For the first time in Adelaide, and only the second time in Australia (having been performed at the Melbourne Festival in 2016), Benoît Charest and Le Terrible Orchestre de Belleville reproduced the music from the film “Les Triplettes de Belleville » live while the film was shown on a large screen.
Benoît Charest won a César for Best music written for a film for the film’s score in 2004. The score was also nominated for an Oscar. The song “Belleville rendez-vous” won the Grammy Award for Best Music written for film, television or other visual media in 2005. Benoît Charest also won at the Etoiles d’Or for best composer of original music.
In a film which does not have much dialogue, the music and sounds take its place. On stage at the Adelaide Town Hall for the Adelaide Festival. Benoît plays guitar all the while conducting his orchestra. Before the film is projected, Benoît introduces us to his orchestra. He tells us that Daniel Thouin, who was playing the keyboard and accordion in the show, “is playing all that stuff” pointing to the keyboard in front of him. The majority of the musicians who make up the Orchestre Terrible de Belleville are Canadians or francophones except for Bryan Head from Los Angeles on drums.
Listening and hearing the music and sounds live while the film is projected on the large screen gave another dimension to the film. It gave life to an animated film. Sometimes, we wanted to see how the musicians were reproducing the film’s sounds, and as such watched them on stage. Other times, we were so immersed in the film that we completely forgot the orchestra was there.
However, we all lowered our eyes from the screen to the stage when these men stomped their feet on stage while the women in the movie, the Triplets of Belleville, did the same on the big screen. The scene in which the triplets create music with a newspaper and a vacuum cleaner amused the audience to see the musicians doing the exact same thing on stage to create the sound of the character’s actions on-screen.

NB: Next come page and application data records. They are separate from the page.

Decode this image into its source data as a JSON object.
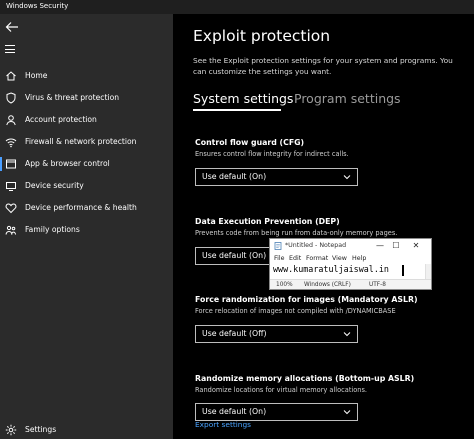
{
  "app": {
    "title": "Windows Security"
  },
  "sidebar": {
    "items": [
      {
        "label": "Home",
        "icon": "home-icon"
      },
      {
        "label": "Virus & threat protection",
        "icon": "shield-icon"
      },
      {
        "label": "Account protection",
        "icon": "person-icon"
      },
      {
        "label": "Firewall & network protection",
        "icon": "wifi-icon"
      },
      {
        "label": "App & browser control",
        "icon": "browser-window-icon",
        "active": true
      },
      {
        "label": "Device security",
        "icon": "device-icon"
      },
      {
        "label": "Device performance & health",
        "icon": "heart-icon"
      },
      {
        "label": "Family options",
        "icon": "family-icon"
      }
    ],
    "settings_label": "Settings"
  },
  "main": {
    "title": "Exploit protection",
    "description": "See the Exploit protection settings for your system and programs.  You can customize the settings you want.",
    "tabs": [
      {
        "label": "System settings",
        "active": true
      },
      {
        "label": "Program settings",
        "active": false
      }
    ],
    "sections": [
      {
        "heading": "Control flow guard (CFG)",
        "desc": "Ensures control flow integrity for indirect calls.",
        "value": "Use default (On)"
      },
      {
        "heading": "Data Execution Prevention (DEP)",
        "desc": "Prevents code from being run from data-only memory pages.",
        "value": "Use default (On)"
      },
      {
        "heading": "Force randomization for images (Mandatory ASLR)",
        "desc": "Force relocation of images not compiled with /DYNAMICBASE",
        "value": "Use default (Off)"
      },
      {
        "heading": "Randomize memory allocations (Bottom-up ASLR)",
        "desc": "Randomize locations for virtual memory allocations.",
        "value": "Use default (On)"
      }
    ],
    "export_label": "Export settings"
  },
  "notepad": {
    "title": "*Untitled - Notepad",
    "controls": {
      "minimize": "—",
      "maximize": "☐",
      "close": "✕"
    },
    "menu": [
      "File",
      "Edit",
      "Format",
      "View",
      "Help"
    ],
    "text": "www.kumaratuljaiswal.in",
    "status": {
      "zoom": "100%",
      "line_endings": "Windows (CRLF)",
      "encoding": "UTF-8"
    }
  },
  "colors": {
    "sidebar_bg": "#2b2b2b",
    "main_bg": "#000000",
    "accent": "#4a9eff",
    "link": "#4aa3ff"
  }
}
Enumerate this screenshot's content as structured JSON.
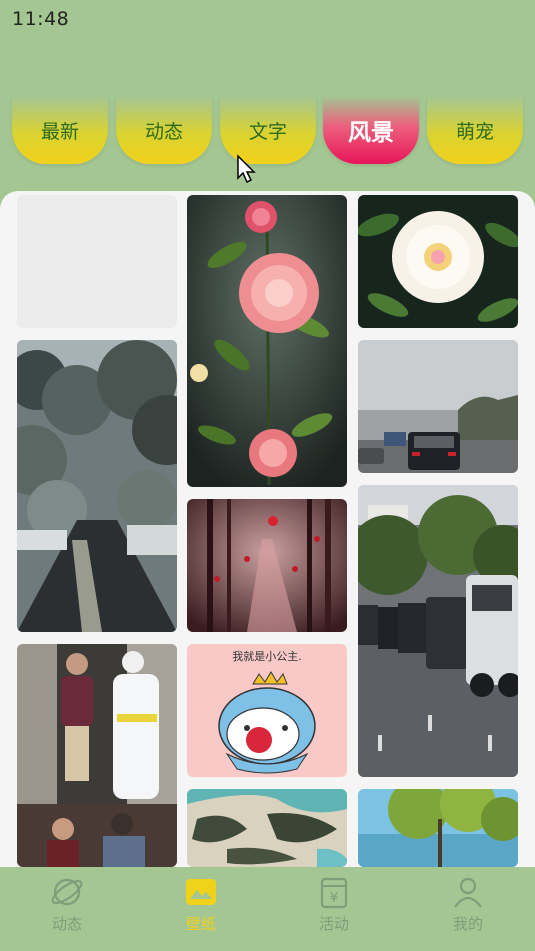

Arriving in the theatre, many people remarked “there’s a bike on stage!” Seeing the bike spokes played like violin strings was impressive. Later on the tire and the spokes served as percussion.
It was obvious that the musicians were having fun playing the music. They were all smiling. They really looked like they were enjoying themselves, as did the audience who watched them.
There’s only one show of “The Triplets of Belleville” which is tonight, 15 March at 8:30pm at the Adelaide Town Hall. Tickets: https://www.adelaidefestival.com.au/2018/the-triplets-of-belleville
Matilda Marseillaise was a guest of the Adelaide Festival.